I remember asking some people how much time one should plan to spend in Bangkok and being told two days max. Admittedly, my perspective of Bangkok was a bit skewed due in part to the stories and feedback of others’ and largely the Hangover movie. I had a picture in my mind of a place with tons of garbage and grunge and lady boys and lots of sex for sale wherever you turned. I got the impression that absolutely anything goes and that two days was more than I could take in a place that offered up cheap booty and anal invasions even to those who weren’t the least bit interested. Needless to say, I was wrong and hella glad of it. Continue reading “To Bangkok with Love Part 2- A Happy Surprise”
Thailand has been on my “list” since my first experience with Thai food at this cute, quaint Thai restaurant several years ago in Atlanta. I wish I could remember the name of the place, but it escapes me at this time. Nonetheless, I remember thinking to myself that if the food was this good here in Atlanta, then it would have to be 100 times better in the local area of Thailand. So…yes, food fueled my desire to get to Thailand and well, their epic Full Moon party, but that’s another story. Needless to say, the moment I confirmed that I would be living in China for the at least the next year I started planning our trip to Thailand. Initially, it was going to be our Christmas holiday trip, but when the Mid-Autumn Fall Break rolled around, I decided I couldn’t wait to find refuge in a different foreign land. And I desperately needed a place much different than my current country of residence. Bangkok gave me all that I needed and then some.

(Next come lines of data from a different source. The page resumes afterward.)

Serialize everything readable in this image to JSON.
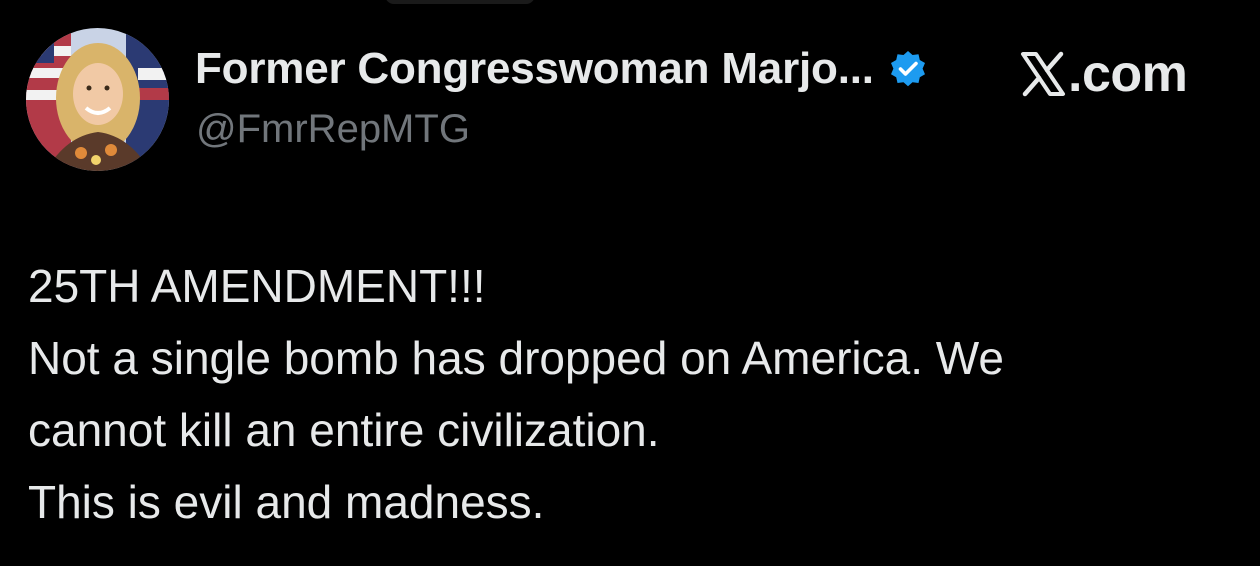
{
  "tweet": {
    "author": {
      "display_name": "Former Congresswoman Marjo...",
      "handle": "@FmrRepMTG",
      "verified": true,
      "avatar_icon": "profile-photo"
    },
    "brand": {
      "icon": "x-logo-icon",
      "text": ".com"
    },
    "lines": [
      "25TH AMENDMENT!!!",
      "Not a single bomb has dropped on America. We",
      "cannot kill an entire civilization.",
      "This is evil and madness."
    ]
  },
  "colors": {
    "background": "#000000",
    "primary_text": "#e7e9ea",
    "secondary_text": "#71767b",
    "verified_badge": "#1d9bf0"
  }
}
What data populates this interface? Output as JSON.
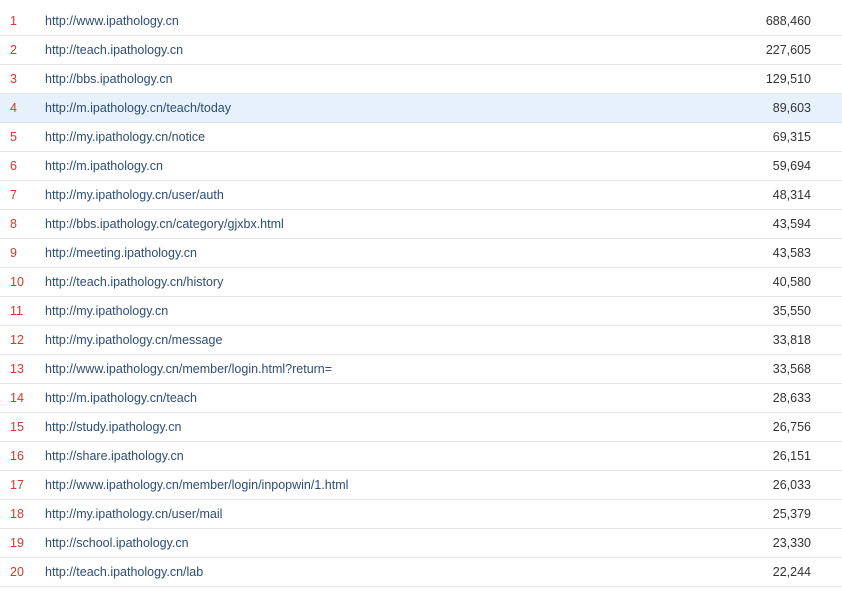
{
  "colors": {
    "rank": "#d33a2b",
    "link": "#2c4d78",
    "value": "#333333",
    "highlight_row": "#e6f1fb",
    "divider": "#e4e4e4"
  },
  "rows": [
    {
      "rank": "1",
      "url": "http://www.ipathology.cn",
      "count": "688,460"
    },
    {
      "rank": "2",
      "url": "http://teach.ipathology.cn",
      "count": "227,605"
    },
    {
      "rank": "3",
      "url": "http://bbs.ipathology.cn",
      "count": "129,510"
    },
    {
      "rank": "4",
      "url": "http://m.ipathology.cn/teach/today",
      "count": "89,603",
      "highlighted": true
    },
    {
      "rank": "5",
      "url": "http://my.ipathology.cn/notice",
      "count": "69,315"
    },
    {
      "rank": "6",
      "url": "http://m.ipathology.cn",
      "count": "59,694"
    },
    {
      "rank": "7",
      "url": "http://my.ipathology.cn/user/auth",
      "count": "48,314"
    },
    {
      "rank": "8",
      "url": "http://bbs.ipathology.cn/category/gjxbx.html",
      "count": "43,594"
    },
    {
      "rank": "9",
      "url": "http://meeting.ipathology.cn",
      "count": "43,583"
    },
    {
      "rank": "10",
      "url": "http://teach.ipathology.cn/history",
      "count": "40,580"
    },
    {
      "rank": "11",
      "url": "http://my.ipathology.cn",
      "count": "35,550"
    },
    {
      "rank": "12",
      "url": "http://my.ipathology.cn/message",
      "count": "33,818"
    },
    {
      "rank": "13",
      "url": "http://www.ipathology.cn/member/login.html?return=",
      "count": "33,568"
    },
    {
      "rank": "14",
      "url": "http://m.ipathology.cn/teach",
      "count": "28,633"
    },
    {
      "rank": "15",
      "url": "http://study.ipathology.cn",
      "count": "26,756"
    },
    {
      "rank": "16",
      "url": "http://share.ipathology.cn",
      "count": "26,151"
    },
    {
      "rank": "17",
      "url": "http://www.ipathology.cn/member/login/inpopwin/1.html",
      "count": "26,033"
    },
    {
      "rank": "18",
      "url": "http://my.ipathology.cn/user/mail",
      "count": "25,379"
    },
    {
      "rank": "19",
      "url": "http://school.ipathology.cn",
      "count": "23,330"
    },
    {
      "rank": "20",
      "url": "http://teach.ipathology.cn/lab",
      "count": "22,244"
    }
  ]
}
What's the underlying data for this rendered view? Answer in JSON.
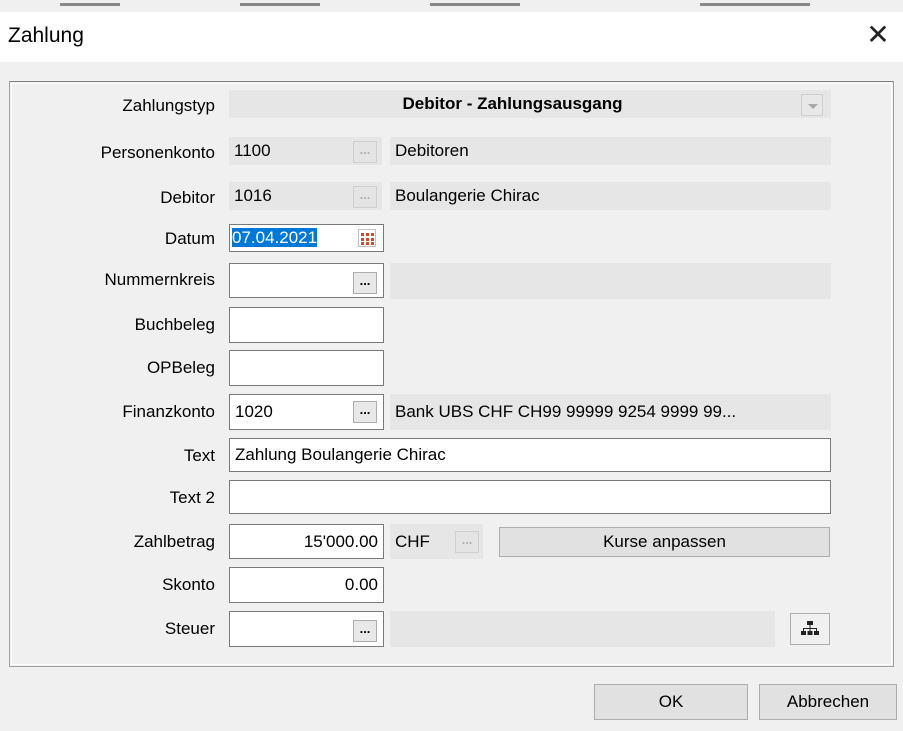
{
  "dialog": {
    "title": "Zahlung",
    "close_glyph": "✕"
  },
  "form": {
    "zahlungstyp": {
      "label": "Zahlungstyp",
      "value": "Debitor - Zahlungsausgang"
    },
    "personenkonto": {
      "label": "Personenkonto",
      "value": "1100",
      "description": "Debitoren"
    },
    "debitor": {
      "label": "Debitor",
      "value": "1016",
      "description": "Boulangerie Chirac"
    },
    "datum": {
      "label": "Datum",
      "value": "07.04.2021"
    },
    "nummernkreis": {
      "label": "Nummernkreis",
      "value": ""
    },
    "buchbeleg": {
      "label": "Buchbeleg",
      "value": ""
    },
    "opbeleg": {
      "label": "OPBeleg",
      "value": ""
    },
    "finanzkonto": {
      "label": "Finanzkonto",
      "value": "1020",
      "description": "Bank UBS CHF CH99 99999 9254 9999 99..."
    },
    "text": {
      "label": "Text",
      "value": "Zahlung Boulangerie Chirac"
    },
    "text2": {
      "label": "Text 2",
      "value": ""
    },
    "zahlbetrag": {
      "label": "Zahlbetrag",
      "value": "15'000.00",
      "currency": "CHF",
      "rates_button": "Kurse anpassen"
    },
    "skonto": {
      "label": "Skonto",
      "value": "0.00"
    },
    "steuer": {
      "label": "Steuer",
      "value": "",
      "description": ""
    },
    "ellipsis": "..."
  },
  "buttons": {
    "ok": "OK",
    "cancel": "Abbrechen"
  },
  "icons": {
    "calendar": "calendar-icon",
    "hierarchy": "hierarchy-icon",
    "dropdown": "chevron-down-icon"
  }
}
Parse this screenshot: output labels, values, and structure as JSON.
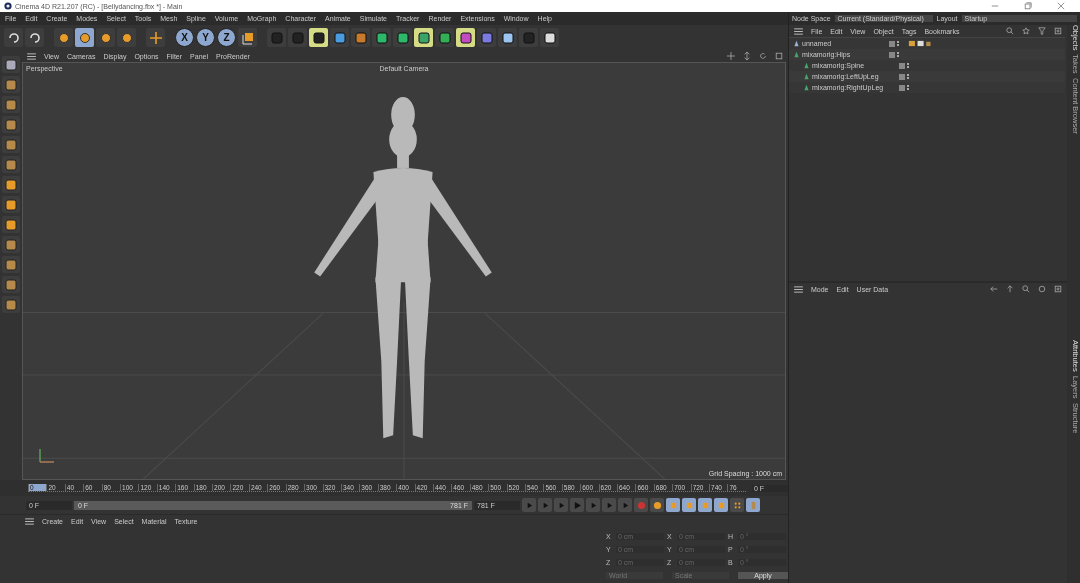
{
  "window": {
    "title": "Cinema 4D R21.207 (RC) - [Bellydancing.fbx *] - Main"
  },
  "menu": [
    "File",
    "Edit",
    "Create",
    "Modes",
    "Select",
    "Tools",
    "Mesh",
    "Spline",
    "Volume",
    "MoGraph",
    "Character",
    "Animate",
    "Simulate",
    "Tracker",
    "Render",
    "Extensions",
    "Window",
    "Help"
  ],
  "node_space": {
    "label": "Node Space",
    "value": "Current (Standard/Physical)"
  },
  "layout": {
    "label": "Layout",
    "value": "Startup"
  },
  "toolbar": {
    "axis_buttons": [
      "X",
      "Y",
      "Z"
    ]
  },
  "viewport": {
    "menu": [
      "View",
      "Cameras",
      "Display",
      "Options",
      "Filter",
      "Panel",
      "ProRender"
    ],
    "view_name": "Perspective",
    "camera": "Default Camera",
    "grid_spacing": "Grid Spacing : 1000 cm"
  },
  "timeline": {
    "ticks": [
      "0",
      "20",
      "40",
      "60",
      "80",
      "100",
      "120",
      "140",
      "160",
      "180",
      "200",
      "220",
      "240",
      "260",
      "280",
      "300",
      "320",
      "340",
      "360",
      "380",
      "400",
      "420",
      "440",
      "460",
      "480",
      "500",
      "520",
      "540",
      "560",
      "580",
      "600",
      "620",
      "640",
      "660",
      "680",
      "700",
      "720",
      "740",
      "76"
    ],
    "current_frame": "0 F",
    "start": "0 F",
    "range": {
      "start": "0 F",
      "end": "781 F",
      "level": 1
    },
    "end": "781 F"
  },
  "materials": {
    "menu": [
      "Create",
      "Edit",
      "View",
      "Select",
      "Material",
      "Texture"
    ]
  },
  "coordinates": {
    "rows": [
      {
        "a": "X",
        "a_value": "0 cm",
        "b": "X",
        "b_value": "0 cm",
        "c": "H",
        "c_value": "0 °"
      },
      {
        "a": "Y",
        "a_value": "0 cm",
        "b": "Y",
        "b_value": "0 cm",
        "c": "P",
        "c_value": "0 °"
      },
      {
        "a": "Z",
        "a_value": "0 cm",
        "b": "Z",
        "b_value": "0 cm",
        "c": "B",
        "c_value": "0 °"
      }
    ],
    "mode": "World",
    "size_mode": "Scale",
    "apply": "Apply"
  },
  "objects": {
    "menu": [
      "File",
      "Edit",
      "View",
      "Object",
      "Tags",
      "Bookmarks"
    ],
    "tree": [
      {
        "name": "unnamed",
        "kind": "null"
      },
      {
        "name": "mixamorig:Hips",
        "kind": "joint",
        "children": [
          {
            "name": "mixamorig:Spine",
            "kind": "joint"
          },
          {
            "name": "mixamorig:LeftUpLeg",
            "kind": "joint"
          },
          {
            "name": "mixamorig:RightUpLeg",
            "kind": "joint"
          }
        ]
      }
    ]
  },
  "attributes": {
    "menu": [
      "Mode",
      "Edit",
      "User Data"
    ]
  },
  "side_tabs_top": [
    "Objects",
    "Takes",
    "Content Browser"
  ],
  "side_tabs_bottom": [
    "Attributes",
    "Layers",
    "Structure"
  ]
}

Familiarity and Nostalgia
Our first night there we discovered a comprehensive dining guide in our modern and well-appointed rental apartment which was located in Circle 12 Condominiums on Sukhumvit Soi 12. It wasn’t my intent to do much restaurant eating as I am a street food fanatic, but my daughter saw that there was a Krispy Kreme in the Emporium shopping center and, being the doughnut aficionado she is, nearly lost her mind. At that moment, our mission became to find the doughnuts, after eating dinner and getting massages of course. So we officially began our trip with dinner at Stable Lodge where indulged in traditional Thai fare, followed by two wonderful full body scrubs with massages from a little place on Soi 8 called Relax…and something else. Honestly, the name doesn’t matter much. It was the only place on the street that did full body scrubs. Now, as far as extras, I don’t know anything about that, but our place seemed legit and while it was a bit shabby, the body work was the bomb and the price was super cheap.
One of the great things we discovered, soon after arrival, is that navigating Bangkok was 10 times easier than navigating Foshan. We didn’t face the same language barriers, the public transportation system was easy to understand and use and there dozens of familiar shops and restaurants. Krispy Kreme just happened to be one of them. So after we bought the Krispy Kreme we explored the multitude of shops, restaurants and stalls in Emporium and Terminal 21. We saw everything from Louis Vuitton to Sephora to Payless Shoes to Wine Market and even a boutique grocery store in the mall. The food courts in these places were absolutely amazing. Fine dining to fast food to stalls that resembled those at the night markets were all there. It was shopping and foodie heaven!
But the thing that made us miss home the most, the thing that caused the throat knot and the misty eyes, was the sight of Krispy Kreme. I don’t know how the Creator knew that we needed that little piece of home, but it was right on time. Honestly, Bangkok was right on time in many more ways.